Richard Burton and Elizabeth Taylor, Vittorio De Sica and Laurence Olivier were among those attracted to its beachfront location and view of the dome of the Chiesa di Santa Maria Assunta, the town's landmark church. Don't miss a visit to the much-loved Marina Grande seafood restaurant Chez Black, where the food is fab and the staff both welcoming and typically cheeky.

This is not, however, a town for the less energetic, as the lanes are steep and car access limited, so be prepared for some strenuous hill climbs in order to explore anywhere above the beach.

Fifty kilometres further east is Salerno, which compared to the other Amalfi Coast towns is positively sprawling. The port is large and easily accessible from the city; the waterfront is fringed by a large park with the main road behind featuring an endless array of restaurants, cafes and bars.

Lemons for sale in Sorrento.
Lemons for sale in Sorrento. Photo: Craig Osment

Behind this is a pedestrianised shopping thoroughfare, Corso Vittorio Emanuele. Along this wide avenue you'll find yet more outdoor cafes and restaurants, along with plenty of retail opportunities. The fashion here is, unsurprisingly, right up to the minute (it's Italy, after all). And, also because it's Italy, there are museums, churches and monuments on every corner.

After that, cruise on to Sicily – or, more precisely, Giardini Naxos.
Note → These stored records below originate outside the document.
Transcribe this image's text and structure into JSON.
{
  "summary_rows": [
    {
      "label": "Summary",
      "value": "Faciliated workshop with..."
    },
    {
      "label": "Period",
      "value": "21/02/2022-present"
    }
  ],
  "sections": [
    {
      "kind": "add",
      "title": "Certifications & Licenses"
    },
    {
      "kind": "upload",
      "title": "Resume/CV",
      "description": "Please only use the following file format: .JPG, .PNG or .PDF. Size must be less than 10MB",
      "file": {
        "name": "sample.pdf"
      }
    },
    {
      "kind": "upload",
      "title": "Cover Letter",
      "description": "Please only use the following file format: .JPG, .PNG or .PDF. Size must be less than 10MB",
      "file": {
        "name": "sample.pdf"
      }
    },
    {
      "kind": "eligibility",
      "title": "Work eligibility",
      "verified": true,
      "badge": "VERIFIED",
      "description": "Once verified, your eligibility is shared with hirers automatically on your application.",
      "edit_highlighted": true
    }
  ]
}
This port and seaside resort is close to the hilltop town of Taormina, where you should head for the Caffe Wunderbar. Perfectly positioned next to the Chiesa di San Giuseppe on the Piazza IX Aprile, the cafe is another prime people-watching spot. Taormina drips history and features steep mountains, views of the volcanic Mount Etna, the Ionian coast and ancient amphitheatres.

Having first become popular with tourists in the 19th century, Taormina was rediscovered by an array of photographers, artists and itinerant literary types in the 20th century, including D.H. Lawrence, Truman Capote, Greta Garbo and Cary Grant. No wonder it has remained on the tourist map ever since.

This article appears in Sunday Life magazine within the Sun-Herald and the Sunday Age on sale February 24.

from traveller.com.au